Mac troubleshooting tip: unplug dead monitors

For the benefit of the Googlesphere, although probably of limited interest to anybody who reads this blog on purpose:

If your PowerBook boots with bizarro display preferences and won’t let you correct them, make sure you disconnect any dead external monitors, not just the live ones.

This came up when my 17″ external monitor went on the blink. I turned it off and rebooted only to find my PowerBook’s built-in display in the wrong configuration. I futzed around with it for quite a while before I thought to pull out the video cable for the powered-off monitor.
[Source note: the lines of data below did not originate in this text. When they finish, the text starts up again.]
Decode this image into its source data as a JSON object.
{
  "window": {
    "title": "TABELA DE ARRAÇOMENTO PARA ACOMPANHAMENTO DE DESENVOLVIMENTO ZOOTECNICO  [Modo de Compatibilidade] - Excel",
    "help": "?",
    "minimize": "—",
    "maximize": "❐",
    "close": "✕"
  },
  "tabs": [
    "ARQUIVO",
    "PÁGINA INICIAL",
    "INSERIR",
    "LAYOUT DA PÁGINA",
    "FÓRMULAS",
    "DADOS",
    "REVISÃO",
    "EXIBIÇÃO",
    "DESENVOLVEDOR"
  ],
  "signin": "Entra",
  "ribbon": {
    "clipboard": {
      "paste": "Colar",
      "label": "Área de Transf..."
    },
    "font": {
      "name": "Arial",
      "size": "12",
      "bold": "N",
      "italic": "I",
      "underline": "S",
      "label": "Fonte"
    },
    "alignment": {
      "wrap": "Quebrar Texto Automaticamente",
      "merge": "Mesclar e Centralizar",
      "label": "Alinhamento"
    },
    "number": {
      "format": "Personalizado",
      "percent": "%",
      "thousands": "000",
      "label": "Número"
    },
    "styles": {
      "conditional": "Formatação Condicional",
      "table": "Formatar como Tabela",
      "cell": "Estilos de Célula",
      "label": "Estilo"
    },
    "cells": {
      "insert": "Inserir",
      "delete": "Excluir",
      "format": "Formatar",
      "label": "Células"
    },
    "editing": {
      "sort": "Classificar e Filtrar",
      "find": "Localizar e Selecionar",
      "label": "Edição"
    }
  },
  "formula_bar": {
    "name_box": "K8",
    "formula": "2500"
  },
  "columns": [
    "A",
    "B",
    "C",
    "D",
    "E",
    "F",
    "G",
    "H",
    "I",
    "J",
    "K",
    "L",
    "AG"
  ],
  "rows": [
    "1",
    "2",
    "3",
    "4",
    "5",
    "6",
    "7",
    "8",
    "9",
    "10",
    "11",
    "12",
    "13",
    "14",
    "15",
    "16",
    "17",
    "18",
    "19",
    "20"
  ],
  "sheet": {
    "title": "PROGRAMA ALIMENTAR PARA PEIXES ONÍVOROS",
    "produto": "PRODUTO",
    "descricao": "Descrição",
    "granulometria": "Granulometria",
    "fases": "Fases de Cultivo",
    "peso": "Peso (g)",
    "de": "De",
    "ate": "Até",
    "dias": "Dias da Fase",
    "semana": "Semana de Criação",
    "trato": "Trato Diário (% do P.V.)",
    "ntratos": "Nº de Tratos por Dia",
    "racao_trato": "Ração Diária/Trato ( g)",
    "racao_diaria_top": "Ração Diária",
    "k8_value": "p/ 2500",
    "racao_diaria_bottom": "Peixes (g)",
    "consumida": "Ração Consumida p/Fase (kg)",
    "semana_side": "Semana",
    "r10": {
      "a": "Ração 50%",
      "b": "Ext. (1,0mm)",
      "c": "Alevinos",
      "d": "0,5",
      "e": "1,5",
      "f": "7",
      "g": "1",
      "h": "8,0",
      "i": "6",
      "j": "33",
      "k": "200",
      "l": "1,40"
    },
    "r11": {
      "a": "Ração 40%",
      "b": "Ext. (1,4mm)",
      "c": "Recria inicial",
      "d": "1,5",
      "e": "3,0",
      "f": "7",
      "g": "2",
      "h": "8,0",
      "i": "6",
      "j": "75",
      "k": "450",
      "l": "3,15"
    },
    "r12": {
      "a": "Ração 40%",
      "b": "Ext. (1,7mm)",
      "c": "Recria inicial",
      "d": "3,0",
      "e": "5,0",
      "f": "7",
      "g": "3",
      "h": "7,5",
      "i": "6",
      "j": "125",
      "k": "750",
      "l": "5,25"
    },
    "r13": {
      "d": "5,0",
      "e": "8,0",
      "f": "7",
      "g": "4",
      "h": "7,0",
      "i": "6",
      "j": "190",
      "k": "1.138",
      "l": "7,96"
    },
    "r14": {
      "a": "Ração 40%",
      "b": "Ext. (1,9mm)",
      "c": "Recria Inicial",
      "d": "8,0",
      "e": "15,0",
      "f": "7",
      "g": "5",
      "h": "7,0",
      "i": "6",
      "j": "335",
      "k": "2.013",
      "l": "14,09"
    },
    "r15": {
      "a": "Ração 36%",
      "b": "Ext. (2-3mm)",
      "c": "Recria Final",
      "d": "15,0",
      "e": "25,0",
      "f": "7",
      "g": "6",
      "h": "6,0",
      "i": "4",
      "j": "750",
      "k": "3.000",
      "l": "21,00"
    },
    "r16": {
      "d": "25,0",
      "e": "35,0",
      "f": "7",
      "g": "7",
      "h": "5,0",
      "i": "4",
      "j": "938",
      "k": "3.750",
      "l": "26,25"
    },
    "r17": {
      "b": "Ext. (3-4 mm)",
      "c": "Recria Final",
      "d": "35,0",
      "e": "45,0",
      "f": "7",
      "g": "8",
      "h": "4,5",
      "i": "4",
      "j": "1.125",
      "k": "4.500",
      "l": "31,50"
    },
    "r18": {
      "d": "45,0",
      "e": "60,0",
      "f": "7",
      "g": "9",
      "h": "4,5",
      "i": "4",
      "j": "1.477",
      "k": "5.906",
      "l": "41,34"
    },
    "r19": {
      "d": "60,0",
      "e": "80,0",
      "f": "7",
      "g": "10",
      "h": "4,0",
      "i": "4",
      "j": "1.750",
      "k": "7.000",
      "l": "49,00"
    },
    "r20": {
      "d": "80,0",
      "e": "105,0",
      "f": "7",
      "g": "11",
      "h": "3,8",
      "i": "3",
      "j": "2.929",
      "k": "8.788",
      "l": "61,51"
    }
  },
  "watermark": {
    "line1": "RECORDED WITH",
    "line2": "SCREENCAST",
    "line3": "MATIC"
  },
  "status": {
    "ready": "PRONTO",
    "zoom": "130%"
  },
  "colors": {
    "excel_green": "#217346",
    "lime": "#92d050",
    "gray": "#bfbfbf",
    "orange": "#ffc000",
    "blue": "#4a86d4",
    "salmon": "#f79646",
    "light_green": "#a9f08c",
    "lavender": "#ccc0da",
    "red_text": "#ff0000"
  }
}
Another reboot and the PowerBook was happy again.

Now thanks to a trip to Discount Electronics and $69 I’ve got a serviceable 19″ monitor in place of the dead one — not a bad outcome.

The Semantic Web and the I Love You problem

Since I started out with a nod to Ben Hammersley, I’ll risk biting the hand that inspires me by taking issue with something he just posted to his blog.

It’s a long-lost (and nicely produced) video of an interesting and accessible talk he gave in summer 2003 entitled A Sporting Gentleman’s Guide to the Semantic Web. It seems like a useful intro for someone like me who knows very little about the subject.

However, despite a promise not to oversell the Semantic Web, Hammersley may be doing just that. He claims that it solves what he calls the “I Love You” problem, that the same words can mean different things when said by different people in different contexts. The Semantic Web aims to address this in two ways: (1) by using unique identifiers, or URIs, for each of the terms in a statement; and (2) by defining its verbs via an explicit reference to a standard.

So far so good, but the example he uses to illustrate his point is one that sets off alarms for me, the Dublin Core element dc:creator. It would be hard to name a thornier category of metadata. Any cataloger will tell you that there are a thousand kinds of authorship. The Dublin Core definition he refers to in his talk does not make the concept unambiguous, but rather explicitly ambiguous:

Creator: An entity primarily responsible for making the content of the resource. Examples of a Creator include a person, an organisation,or a service. Typically, the name of a Creator should be used to indicate the entity.

So neither the Semantic Web nor the Dublin Core will tell you whether the dc:creator of the object conceived it, wrote it, directed it, produced it, acted the lead, played trombone in the pit, or did the catering. They say even less about what rights or responsibilities accrue to said creator. Those questions remain as messy with the Semantic Web (at least the Dublin Core-based version) as without it.

Probably I’m overreacting and the problem isn’t with the Semantic Web but with his example. More widespread machine-parseable use of a simple metadata standard like Dublin Core could come in handy despite its limitations, and if I understood it correctly the Semantic Web is extensible to any metadata standard, including much more precise ones. But a claim that the Semantic Web eliminates issues of ambiguity is an overstatement as far-fetched as the claims of magic and mind reading his talk is intended to debunk.

Hello, world, my old friend

Why another blog? When I’ve already got Aprendiz de todo?

Well, I’m now in a transition, career-wise, education-wise, knowledge-wise. And I’m drawn to the model (which I associate with Ben Hammersley‘s blog while his RSS book was in development, although I’m sure he wasn’t the first) of learning in public. The idea that showing one’s ignorance, as long as it’s accompanied by curiosity and a willingness to learn, is more rewarding than keeping one’s cards close to the vest. Releasing oneself in beta, as it were.

So I’m going to try it in a blog. I’ll be showing my ignorance about IA, IR, KM, UE, UI, and GIS, among many other two- and three-letter acronyms. I’ll let my geek flag fly a little more than in my other blog.

My biggest worry is that I’ll set up two categories — fun stuff for that blog, boring serious stuff for this one. If that happens, or if the idea of learning in public becomes too embarrassing, don’t be surprised if this one disappears — and its Internet Archive mirror, too.